### What to do
Report the number of lines below in which the word "ipsum" occurs. Nothing else is needed.

### Materials provided
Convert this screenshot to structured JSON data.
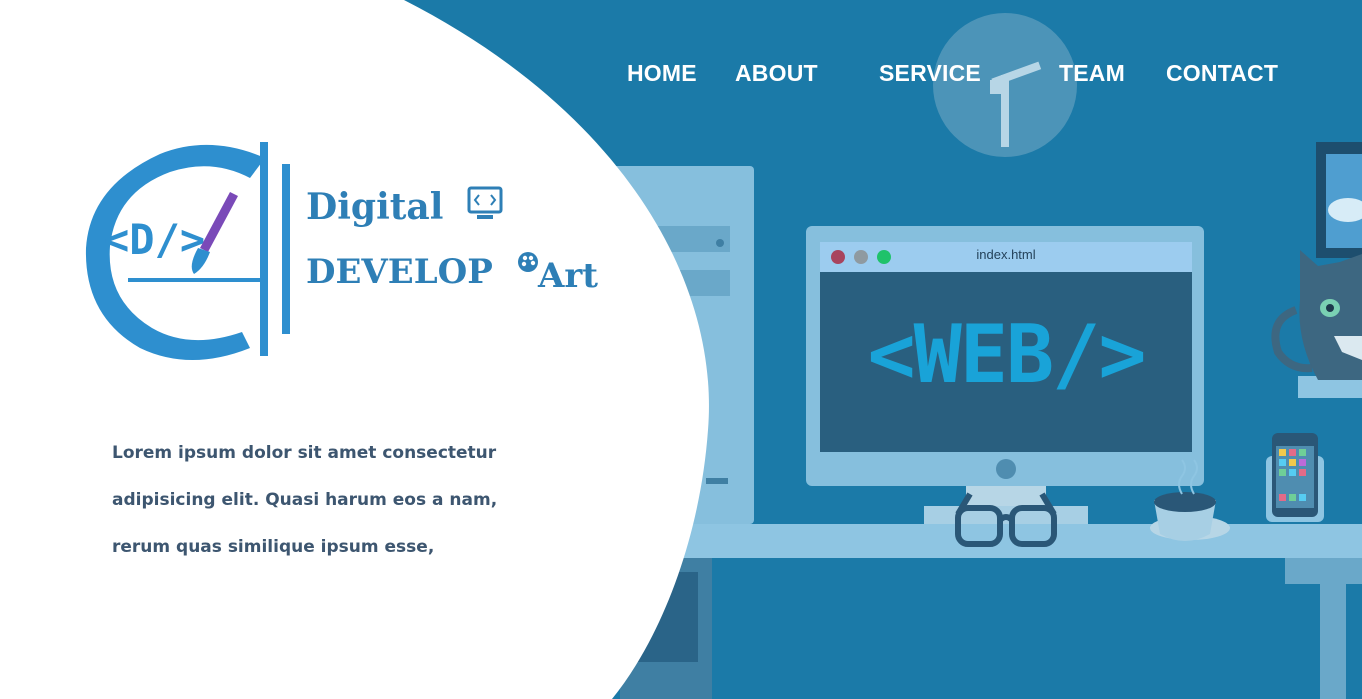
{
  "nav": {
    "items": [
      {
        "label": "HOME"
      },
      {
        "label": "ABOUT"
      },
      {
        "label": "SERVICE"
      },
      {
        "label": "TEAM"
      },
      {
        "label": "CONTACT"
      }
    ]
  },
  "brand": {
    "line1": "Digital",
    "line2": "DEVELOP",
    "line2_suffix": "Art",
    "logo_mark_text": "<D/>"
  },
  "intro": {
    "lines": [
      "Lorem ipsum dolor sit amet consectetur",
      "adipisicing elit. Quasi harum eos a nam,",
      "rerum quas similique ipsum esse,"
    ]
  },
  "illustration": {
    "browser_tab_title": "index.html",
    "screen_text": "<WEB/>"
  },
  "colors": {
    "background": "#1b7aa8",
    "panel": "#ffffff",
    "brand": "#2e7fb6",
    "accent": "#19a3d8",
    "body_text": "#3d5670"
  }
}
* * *
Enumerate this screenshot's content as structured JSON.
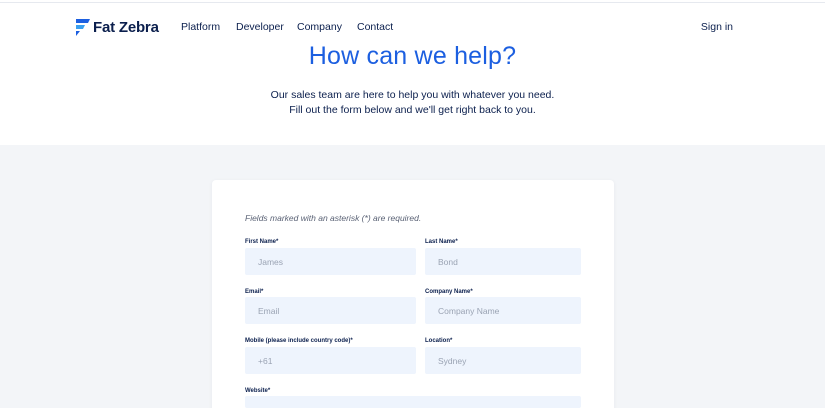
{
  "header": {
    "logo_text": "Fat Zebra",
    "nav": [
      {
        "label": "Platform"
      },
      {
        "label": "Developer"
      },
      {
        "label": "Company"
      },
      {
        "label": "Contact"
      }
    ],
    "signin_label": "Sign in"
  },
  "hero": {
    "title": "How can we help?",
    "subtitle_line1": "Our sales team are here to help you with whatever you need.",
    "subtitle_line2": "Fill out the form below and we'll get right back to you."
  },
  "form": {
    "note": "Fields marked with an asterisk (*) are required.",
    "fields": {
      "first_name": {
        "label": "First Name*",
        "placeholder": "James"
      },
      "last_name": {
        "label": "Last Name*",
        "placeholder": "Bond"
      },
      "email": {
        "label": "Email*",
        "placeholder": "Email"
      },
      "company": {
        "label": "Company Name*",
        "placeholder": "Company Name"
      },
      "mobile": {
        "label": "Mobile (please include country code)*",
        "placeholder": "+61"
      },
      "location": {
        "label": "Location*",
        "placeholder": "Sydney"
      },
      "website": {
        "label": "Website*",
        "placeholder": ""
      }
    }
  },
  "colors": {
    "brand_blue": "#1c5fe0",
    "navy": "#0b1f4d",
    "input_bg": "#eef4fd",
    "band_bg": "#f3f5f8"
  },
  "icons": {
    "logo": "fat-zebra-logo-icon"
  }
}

### Your response
2